That particular crime-scene photo haunted my dreams for over a year as I made a film documenting the young girl who had her mother killed in the dead of night. I wake up most mornings with faint traces of blood in my mouth. When I'm dreaming about Dee Dee, I grind my teeth. My therapist keeps asking me why I am drawn to this type of work. I try to think back.
My fascination with the macabre started early. In high school, I could be found in my dimly lit bedroom devouring classics like In Cold Blood and Helter Skelter (while I was not mainlining Buffy the Vampire Slayer). I couldn't look away. I went to an all-girls Catholic high school, and I remember feeling bereft of excitement. I didn't smoke or chug 40s, but I did have an odd online habit that involved reading serial-killer origin stories late into the night. I wanted to figure out what defined evil, and whether a bad seed could be detected before he or she acted out in a violent, deadly way. Questioning these things made me feel less generic, (though I was completely generic).
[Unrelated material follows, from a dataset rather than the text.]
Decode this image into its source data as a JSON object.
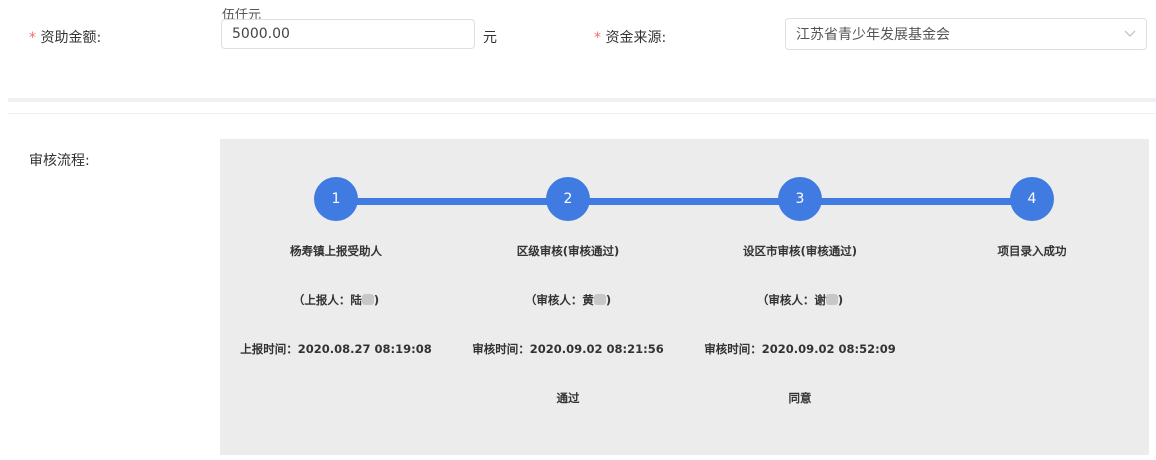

It wasn't uncommon. According to a 2010 study, "Captured by True Crime: Why Are Women Drawn to Tales of Rape, Murder, and Serial Killers?," women make up the majority of the true-crime audience for nonfiction. The study paints a fairly dark but unsurprising picture. As to why so many women gravitate toward these stories, "the answer may lie in fear of crime, as much research has shown that women fear becoming the victims of a crime more so than do men." The authors also write that "by understanding why an individual decides to kill, a woman can learn the warning signs to watch for in a jealous lover or stranger." I always felt I was doing research in preparation for something, but I didn't know exactly what. I knew that I wanted to know what to do just in case something ever happened to me. A man gets very close to you on the street, his eyes staring into you, seeing what you will do next. What do you do? You quickly dial a number, you put your keys in between your knuckles. A game plan: we all need one, and I had the false illusion that I had control. But evil comes in all forms.
I started investigating the Dee Dee Blanchard case in August 2015, two months after her untimely passing. It wasn't a typical case of matricide; it was something much more sinister. It was discovered after her death that Dee Dee had forced her then-eight-year-old daughter to pretend to be wheelchair-bound and mentally disabled to garner disability benefits from the government. It was shocking, but the question of why remained so much more interesting. How could someone do this to her child? I didn't start with the crime scene. The circumstances of a death can tell only so much about the life that preceded it. And at first glance, there wasn't much motive for anyone to end Dee Dee's life.